Monmer Bridge to Clarke's Lane, Bentley Canal

Monmer Bridge to Clarke's Lane
Bentley Canal
December 2009

Monmer Bridge to Clarke's Lane is one of the most frustrating stretches of the old Bentley Canal, with it's line fairly apparent but mainly built over and almost totally inaccessable for about three quarters of a mile.

Remains of Spring Bank Bridge

It started off well enough  from Fibbersley, but with no formal access point at Monmer, the climb onto the embankment which replaced the bridge involves an ascent up a 45 degree slope and then a squeeze through an impossibly narrow gap. If that wasnt bad enough, the very boggy treck along the open strip of grass to reach Monmer was punctuated by an assortment of very angry dogs hurling themselves against the back fences of the adjoining properties. Thankfully, the planking held and we escaped, leaving a chorus of canine howls and snarls behind us.

Monmer Bridge (site of)

The curving line east from Monmer is very clear but is now given over to lorry storage, with the canal heading for the chimney in the distance. Progress along the line becomes impossible at this point and a diversion through the Ashmore Lake Industrial Park is called for. With a bit of searching you can recross the line of the canal at Spring Bank Bridge, which carries Sharesacre St, or what remains of it.

Views between Monmer Bridge and Spring Bank Bridge

Spring Bank Bridge remains intact, but completely buried and securing a photo of the parapet involved sinking waist deep into rubbish to the west. The view east over a large area of concrete hardstanding includes an old pipe bridge to the right of the line, spanning an infilled side arm now covered with a car repair works.

East from Spring Bank Bridge - two locks between here and the grey factory in the distance

The rest of the line to Sandbeds Bridge, which carried Charles Street, is completely obliterated and built over. No amount of poking and prying in the area offered any more glimpses of canal track, which is a shame as there used to be two locks in this length.

Beyond Charles Street the line of the canal pushes on into yet another closed works site, this time securely locked and resistant to light trespass. Another diversion to the north and then the line can be found emerging as a stretck of open grass, which includes the site of the bottom Sandbeds Lock, before climbing over yet another embankment built to replace Clarke's Lane Bridge.

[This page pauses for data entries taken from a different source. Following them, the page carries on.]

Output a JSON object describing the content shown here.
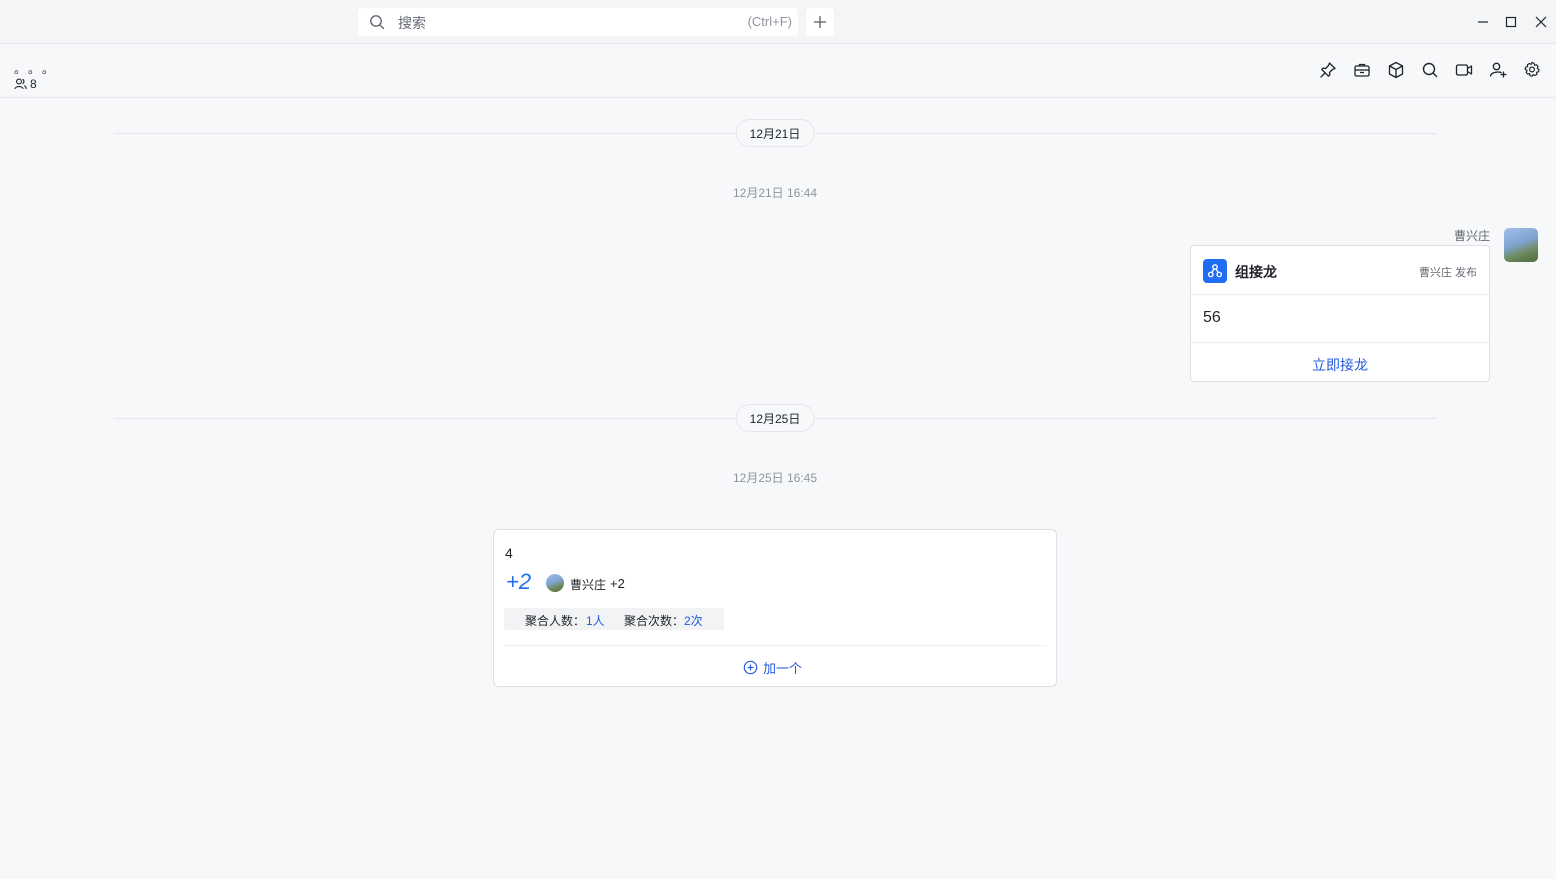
{
  "titlebar": {
    "search_placeholder": "搜索",
    "search_shortcut": "(Ctrl+F)"
  },
  "chat": {
    "title": "。。。",
    "member_count": "8"
  },
  "messages": {
    "date1": "12月21日",
    "time1": "12月21日 16:44",
    "sender": "曹兴庄",
    "card": {
      "title": "组接龙",
      "meta": "曹兴庄 发布",
      "body": "56",
      "action": "立即接龙"
    },
    "date2": "12月25日",
    "time2": "12月25日 16:45",
    "agg": {
      "text": "4",
      "plus": "+2",
      "user_name": "曹兴庄",
      "user_count": "+2",
      "people_label": "聚合人数：",
      "people_value": "1人",
      "times_label": "聚合次数：",
      "times_value": "2次",
      "add_label": "加一个"
    }
  }
}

West from Clarke's Lane
Whilst this is not the most spectacular stretch of canal to follow, a number of the old industrial sites which line the canal will have been there in it's heyday, and therefore what one loses on the route one gains in atmosphere.

No comments: